17 march 2016

The Analytical Center has hosted the expert workshop “Sharing the Best Practices in Introducing Risk-Oriented Approach and Assessing the Effectiveness and Productivity of Supervisory Activities”. Representatives of the Ministry for Economic Development, the Federal Taxation Service, and the Federal Service for Labor and Employment, Treasury, the Federal Service for State Property Management, the Federal Antimonopoly Service, as well as a number of research and civil society organizations took part in the event.

“Today we have to figure out whether we can have universal rules for the introduction of the risk-oriented approach in various supervisory organizations, whether there is a need for universal standardized procedures and whether we need to define one group of risks for all or define them separately for each type of supervision,” opening the event, said Aleksey Khersontsev, Director of the Department for state regulation in the economy at the Ministry for Economic Development. The Ministry ran into these problems when working on amendments to Article 8.3 of Federal Law No 294 that defines risk-oriented approach. “We tend to prefer the idea that amendments should be made to each separate provision for the specific types of supervision where we want to introduce risk-oriented approaches,” Mr. Khersontsev explained.

“The basic postulates of the risk-oriented approach must apply to all supervisory activities. We need this in order to make sure that the representative being supervised understands why he/she is being supervised,” believes Valentin Letunovsky, Deputy Head of the Presidential Control Directorate of the Russian Federation. The specialist then talked about how the risk-oriented approach is used in the Russian Federal Taxation Service, where a powerful IT solution has been deployed to perform taxation functions, enabling the service to implement the approach not just formally on paper but in real day-to-day activities. 

Deputy Head of the Federal Taxation Service of Russia Daniil Egorov talked in detail about the key results which his organization achieved after introducing the risk-oriented approach, as well as about key lessons that were learned. The expert is sure that risk management is a continuous process as risks have a tendency to keep changing. “We are talking about a tool here that we need to achieve specific goals. You cannot manage risks unless you understand what goals you are trying to achieve,” Mr. Egorov said. - “You first need to build a strategic management system and a well-balanced system of performance indicators.” Risks tend to have some global features: for example, threat and uncertainty, so the expert believes that the main function of risk management is to identify and manage them.

Today, we have already reduced the amount of on-site audits from 100,000 to 30,000 a year. This means 4 audits per thousand companies.

Daniil Egorov, Deputy Head of the Federal Taxation Service of Russia
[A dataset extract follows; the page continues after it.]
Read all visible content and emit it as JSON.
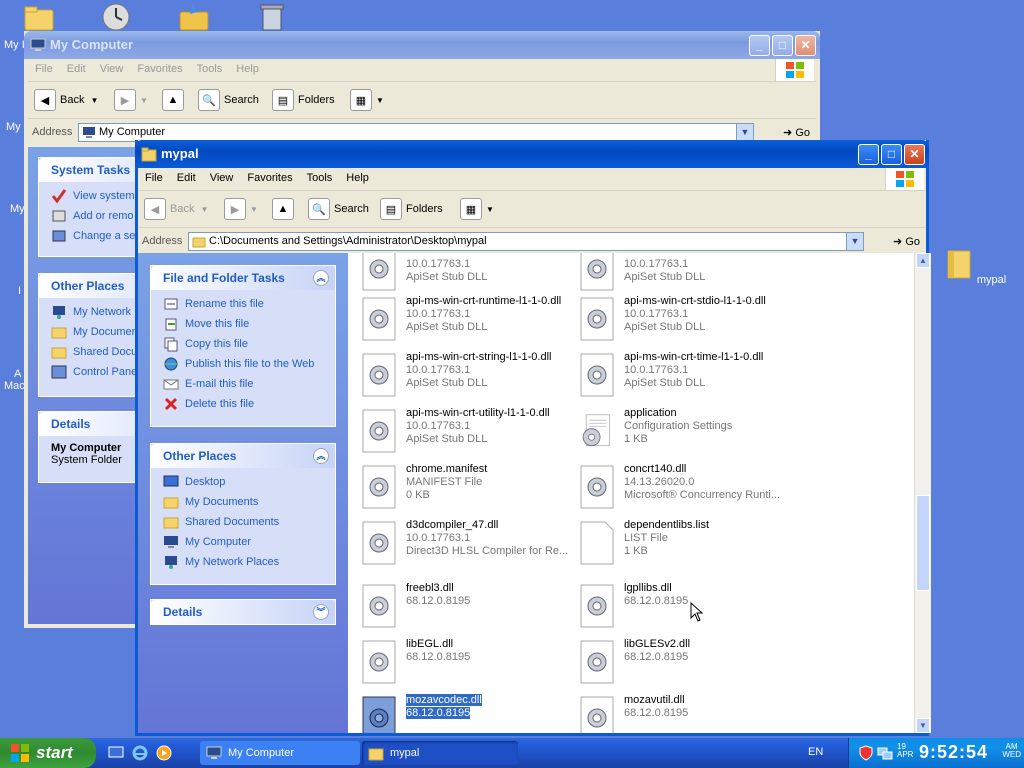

“Our risk management system was built on top of the system of audits. At some point it dawned on us that we cannot possibly cover all risks with on-site audits so we identified key priorities, which prompted us to build a new revised risk management model in 2007,” Mr. Egorov explained. “We did 2 things at the same time: we identified risks and made information about them public.” An important element in the new system is giving taxpayers access to information: the more open data there is the more risks will just go away on their own, the expert believes. “Today, we have already reduced the amount of on-site audits from 100,000 to 30,000 a year. This means 4 audits per thousand companies,” Mr. Egorov summed up.

Representatives of the Federal Service for Consumer Rights Supervision, the Federal Service for Labor and Employment, EMERCOM, the Federal Medical and Biological Agency and the Federal Transport Supervision Service shared their experience of implementing risk-oriented approaches. Every type of supervision has its own classification of risk levels, its own criteria and methodologies. Risk management practices employed in the private sector were also presented at the event. Experts talked about the evolution in corporate risk management in Russia. 

The expert also talked about the effectiveness and productivity of supervisory activities and discussed ways to organize a system of motivation for managers and inspectors as well as ways to use the performance assessment system to manage and finance the activities of regional supervisory organizations.

The seminar was held in accordance with resolutions of the Subcommittee on improvement of supervisory and permit issuing functions of federal executive authorities of the Governmental Commission on the implementation of the administrative reform.